One DC who spoke on condition of anonymity said a new DC needs at least six months to understand and appreciate challenges of the new office as well as develop a road map and share the vision with the secretariat and other stakeholders.
He said: “One may develop a five-year plan and in the course of sharing that vision you find that you have been transferred. This is depressing and retrogressive.”
Our investigations show that from 2009 to date, over 14 DCs have on average been moved around four times. DC Smart Gwedemula had the shortest stay [three months] in Balaka in 2012.
Government has admitted the existence of the challenge which it says is both political as well having a technical aspect to it.
Principal Secretary (PS) in the Ministry of Local Government and Rural Development Charles Kalemba, in an interview this week, admitted the challenge, saying DCs are politically appointed and answer to the Minister of Local Government, who has powers on when and where to transfer them.
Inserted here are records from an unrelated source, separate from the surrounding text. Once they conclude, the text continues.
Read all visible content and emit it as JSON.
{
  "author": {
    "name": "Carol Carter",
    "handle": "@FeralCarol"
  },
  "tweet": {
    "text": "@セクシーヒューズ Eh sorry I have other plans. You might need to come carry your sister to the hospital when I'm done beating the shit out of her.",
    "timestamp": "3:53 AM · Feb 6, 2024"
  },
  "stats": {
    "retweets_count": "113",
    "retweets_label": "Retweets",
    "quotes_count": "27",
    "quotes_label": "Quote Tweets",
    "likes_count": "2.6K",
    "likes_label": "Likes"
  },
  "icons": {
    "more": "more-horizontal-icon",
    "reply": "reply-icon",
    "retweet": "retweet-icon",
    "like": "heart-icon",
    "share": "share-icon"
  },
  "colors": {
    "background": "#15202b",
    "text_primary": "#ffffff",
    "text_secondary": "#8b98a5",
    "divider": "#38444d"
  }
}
Said Kalemba: “Additionally, government’s position is that a DC should not stay at one place for more than three years because familiarity of a place can also be a problem, but again the frequent transfers of DCs, indeed, disrupt development.
“In every undertaking, leadership is critical and management styles are different; frequent changes of DCs leave communities and other stakeholders at district council confused.”
But Kalemba observed that in some cases central government is forced to move a DC because local communities have demanded so for one reason or another.
Commenting on the issue, Malawi Local Government Association (Malga) acting executive director Harold Mkandawire said the manner in which the transfers are made also makes it difficult for leadership of the councils to effectively carry out meaningful performance and financial accountability over the DCs.
“The ministry has no courtesy to inform the chairperson of the concerned council when making a transfer. This is a blatant disrespect of citizens who own the councils through the elected council members under the fiduciary arrangement.
“Some transfers are politically motivated and sometimes senior technocrats at the ministry use such transfers to settle personal grudges with DCs,” he said.
He said Malga has been lobbying government to amend the Local Government Act to allow councils to hire controlling officers on their own.
Kalemba indicated that government is moving towards such an arrangement, but with caution.
He said: ” Nepotism is still a big issue in Malawi and we don’t want a scenario whereby councils are just recruiting people from their districts and not based on merit.”
The PS pointed out that government plans to review the Local Government Act so that DCs have a performance contract and are given targets, saying “this would make councils tick unlike the current situation where councils operate just to survive”.